From one view, it’s a bog-standard case of insider trading. Harvard Business School grad joins investment bank. A year later, he uses his access to insider information to enrich his father and ex-girlfriend (also the mother of his child). During the investigation, he denies that a man with the same name as his father (and who was allegedly receiving some of the illegal profits) was, in fact, his father. Round up the usual suspects. Lock ’em up, Danno.
What struck me as noteworthy was a quotation from the Wall Street Journal: “…the tight-knit world of Wall Street deal makers, where confidentiality is sacrosanct.” Is that really the culture they have, or the culture to which they might aspire? Quoting again, this time from the investment bank: “‘This conduct is completely inconsistent with our culture and professional standards.” Well, that must be a relief to their other clients.
“Banker Used Tips to Trade, Officials Say,” Wall Street Journal, February 22, 2014 B1 http://on.wsj.com/1dgivnS
Why did he do it? Based on text messages, it was to pay child support to his ex-girlfriend. And maybe to hide those payments from his wife, who is probably not amused.
How could someone who’d been in this business for years do something so dumb? You just don’t turn around at age fifty and start cheating, do you? How did his employers and clients miss this? Was the ex-girlfriend a clue? If someone is cheating on cab fares, what else are they cheating on?

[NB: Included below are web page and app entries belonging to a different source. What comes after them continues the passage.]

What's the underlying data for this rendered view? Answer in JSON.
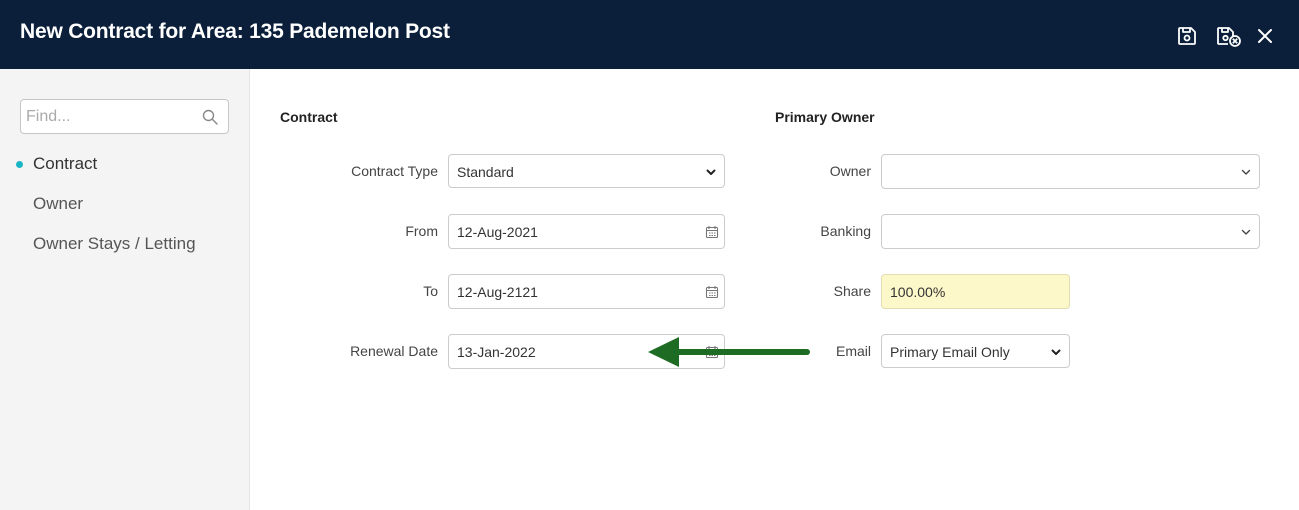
{
  "header": {
    "title": "New Contract for Area: 135 Pademelon Post",
    "colors": {
      "bg": "#0b1f3a",
      "text": "#ffffff"
    }
  },
  "sidebar": {
    "search": {
      "placeholder": "Find...",
      "value": ""
    },
    "items": [
      {
        "label": "Contract",
        "active": true
      },
      {
        "label": "Owner",
        "active": false
      },
      {
        "label": "Owner Stays / Letting",
        "active": false
      }
    ],
    "accent": "#1ab5c4"
  },
  "contract": {
    "title": "Contract",
    "contract_type": {
      "label": "Contract Type",
      "value": "Standard"
    },
    "from": {
      "label": "From",
      "value": "12-Aug-2021"
    },
    "to": {
      "label": "To",
      "value": "12-Aug-2121"
    },
    "renewal_date": {
      "label": "Renewal Date",
      "value": "13-Jan-2022"
    }
  },
  "primary_owner": {
    "title": "Primary Owner",
    "owner": {
      "label": "Owner",
      "value": ""
    },
    "banking": {
      "label": "Banking",
      "value": ""
    },
    "share": {
      "label": "Share",
      "value": "100.00%"
    },
    "email": {
      "label": "Email",
      "value": "Primary Email Only"
    }
  },
  "annotation": {
    "color": "#1e6b23",
    "icon": "arrow-left-icon"
  }
}
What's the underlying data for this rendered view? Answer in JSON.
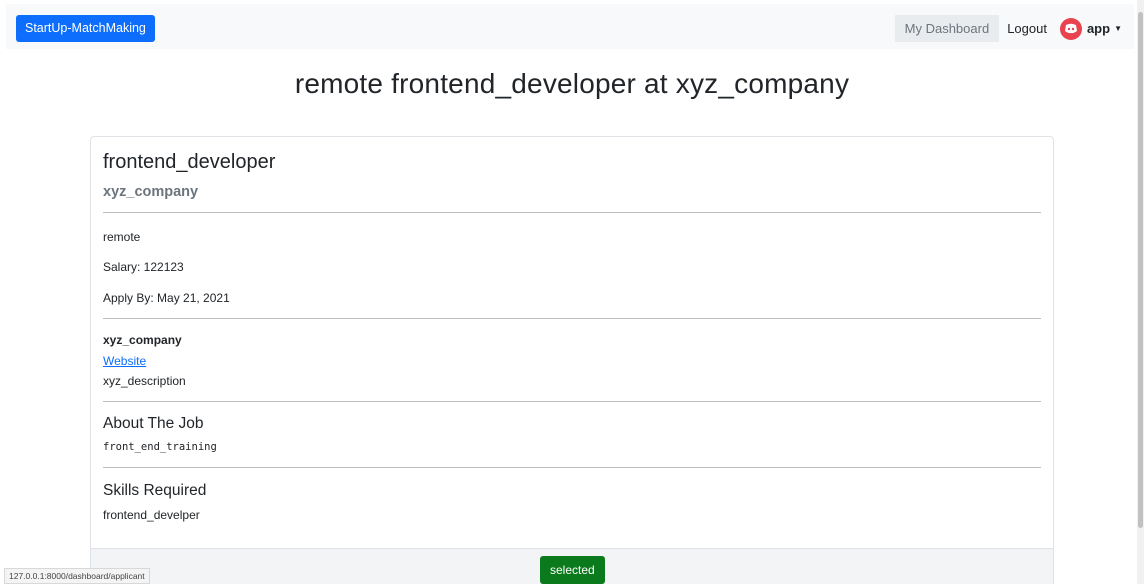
{
  "navbar": {
    "brand": "StartUp-MatchMaking",
    "dashboard": "My Dashboard",
    "logout": "Logout",
    "user": "app",
    "avatar_icon": "discord-avatar-icon",
    "dropdown_icon": "caret-down-icon"
  },
  "page": {
    "title": "remote frontend_developer at xyz_company"
  },
  "job": {
    "title": "frontend_developer",
    "company": "xyz_company",
    "location": "remote",
    "salary": "Salary: 122123",
    "apply_by": "Apply By: May 21, 2021",
    "company_name": "xyz_company",
    "website_link": "Website",
    "company_description": "xyz_description",
    "about_heading": "About The Job",
    "about_text": "front_end_training",
    "skills_heading": "Skills Required",
    "skills_text": "frontend_develper"
  },
  "footer": {
    "status_button": "selected"
  },
  "statusbar": {
    "url": "127.0.0.1:8000/dashboard/applicant"
  },
  "colors": {
    "brand_primary": "#0d6efd",
    "status_selected": "#0b7a1c",
    "avatar": "#e8434f"
  }
}
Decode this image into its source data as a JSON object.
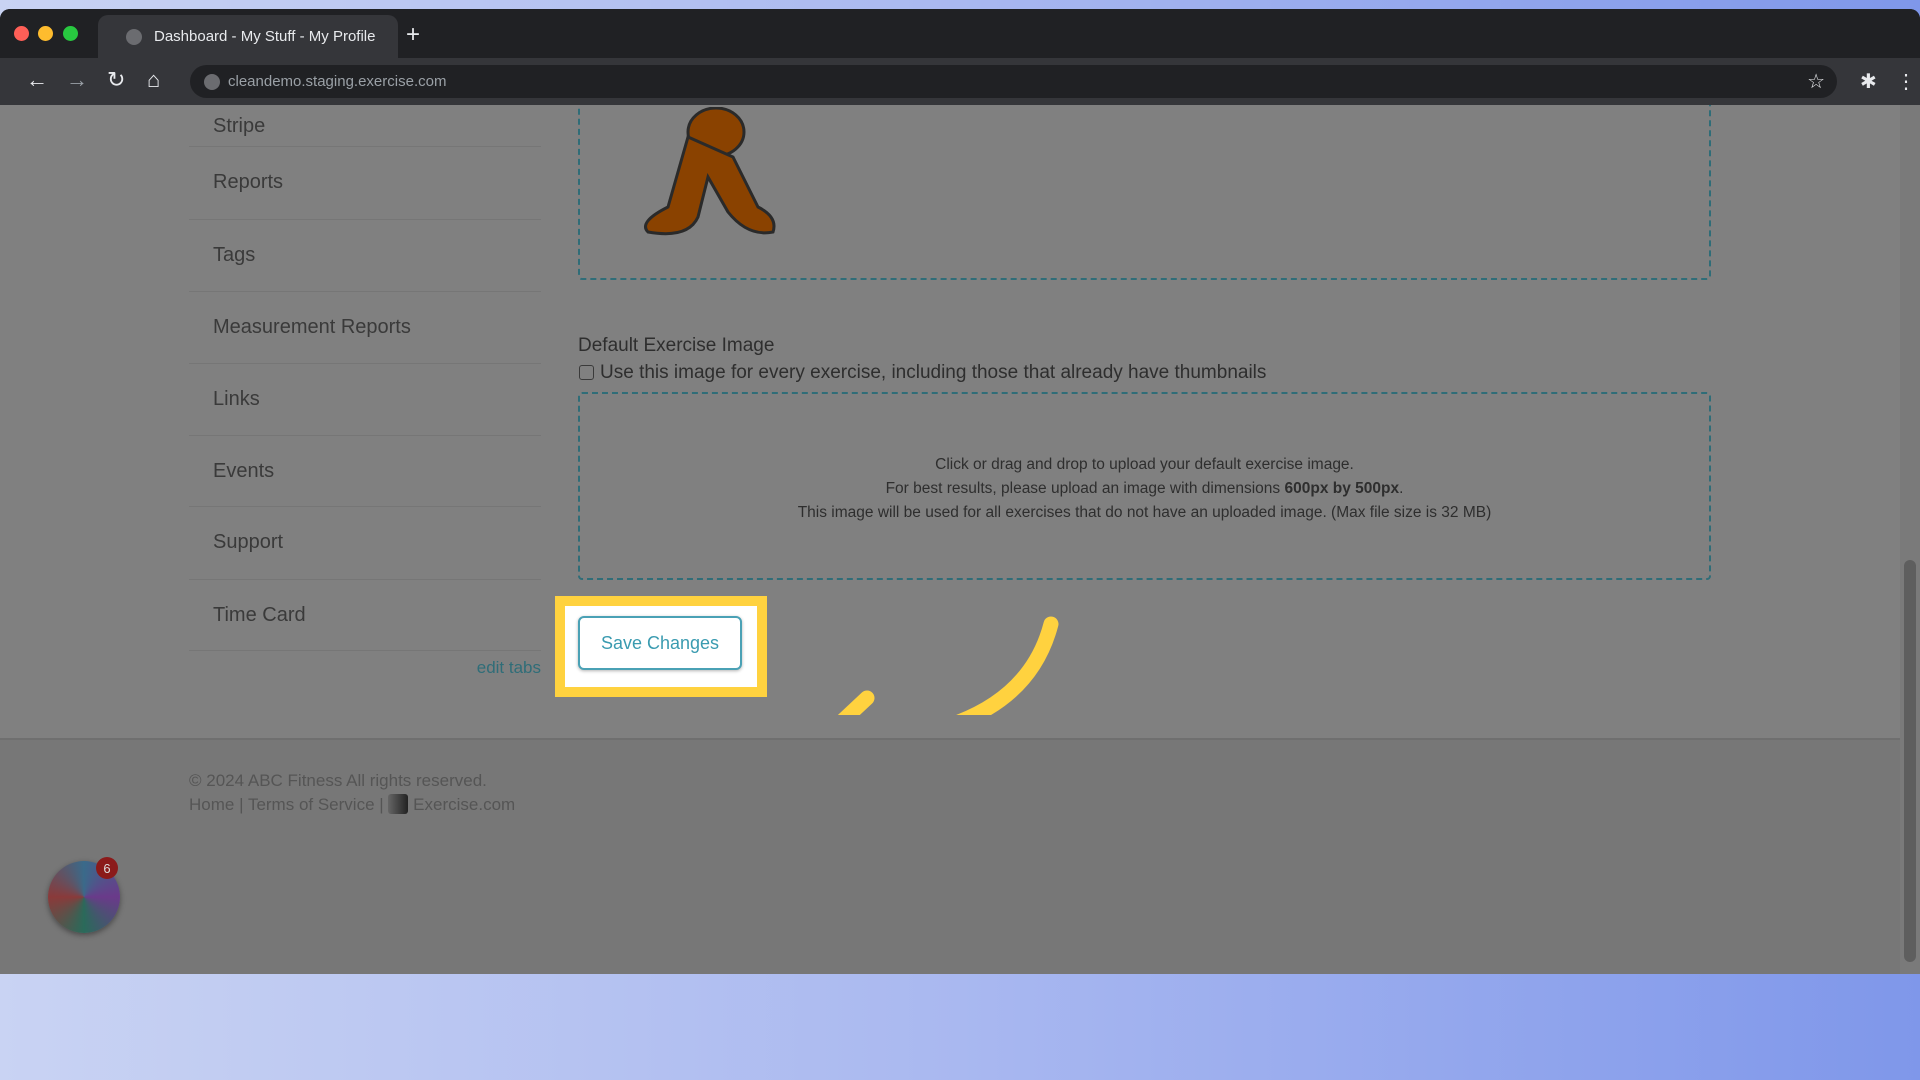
{
  "browser": {
    "tab_title": "Dashboard - My Stuff - My Profile",
    "new_tab": "+",
    "url": "cleandemo.staging.exercise.com",
    "back": "←",
    "forward": "→",
    "reload": "↻",
    "home": "⌂",
    "star": "☆",
    "extensions": "✱",
    "menu": "⋮"
  },
  "sidebar": {
    "items": [
      {
        "label": "Stripe"
      },
      {
        "label": "Reports"
      },
      {
        "label": "Tags"
      },
      {
        "label": "Measurement Reports"
      },
      {
        "label": "Links"
      },
      {
        "label": "Events"
      },
      {
        "label": "Support"
      },
      {
        "label": "Time Card"
      }
    ],
    "edit_tabs": "edit tabs"
  },
  "main": {
    "default_image_heading": "Default Exercise Image",
    "checkbox_label": "Use this image for every exercise, including those that already have thumbnails",
    "checkbox_checked": false,
    "dropzone": {
      "line1": "Click or drag and drop to upload your default exercise image.",
      "line2_prefix": "For best results, please upload an image with dimensions ",
      "line2_bold": "600px by 500px",
      "line2_suffix": ".",
      "line3": "This image will be used for all exercises that do not have an uploaded image. (Max file size is 32 MB)"
    },
    "save_label": "Save Changes"
  },
  "footer": {
    "copyright": "© 2024 ABC Fitness All rights reserved.",
    "home": "Home",
    "sep": "|",
    "terms": "Terms of Service",
    "brand": "Exercise.com"
  },
  "widget": {
    "badge_count": "6"
  },
  "colors": {
    "highlight": "#ffd23f",
    "accent": "#3a9bb0",
    "overlay": "#808080"
  }
}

Filed under Business Case, Controls, Culture, Definition, Governance, Information, Internal controls, Ownership, Risk, Third parties, Value
High-speed traders used to pay for quicker access to news of corporate earnings, and use the momentary advantage to make money. Not at Business Wire, or at least not now.
“Traders’ Access to Releases Curbed,” Wall Street Journal, February 21, 2014 C1 http://on.wsj.com/MhGBHK
Was it the fact that some traders get the information sooner than others, or was it that Berkshire Hathaway was profiting from the profiting? Can we ever level the playing field enough that someone won’t get information a little sooner than someone else? Hasn’t this always been the case?
Isn’t part of the value of information the fact that you have it sooner than someone else?
Your employees bring their phones to work. They sometimes use their personal PCs at home to do work. Do they back up these appliances to the cloud or elsewhere? Do those backups include your company’s proprietary information? Do the employees backup their data files on company equipment to the cloud? Do you know?
“Perilous Mix: Cloud, Devices From Home.” Wall Street Journal, February 20, 2014 B4 http://on.wsj.com/1menUC1
You probably have policies that restrict or prohibit your employees’s use of certain technologies to store your company’s information. But you also put pressure on those same employees to work efficiently. Is it easier for your employees to ignore your policies if those policies get in the way of how the employees want to work?
Which is more important? Your company policy or your employees’s autonomy over how they do their work?
Questions have arisen regarding your practice of collecting a lot of information. Legislators are considering new legislation; potential litigants abound.
You are running out of secure storage space, either because of availability or because of cost constraints. So, do you stop collecting the information on an ongoing basis (even though the jury is still out, so to speak, on whether it is legal for you to collect it) or do you start deleting the old information? Or just get more money from the shareholders to cover infinite storage space? Is there a litigation hold in place?
“NSA Weighs Retaining Data for Suits,” Wall Street Journal, February 20, 2014 A4 http://on.wsj.com/1dS7mxF
Cost constraints on keeping data that may be relevant to a legal case? Welcome to the party.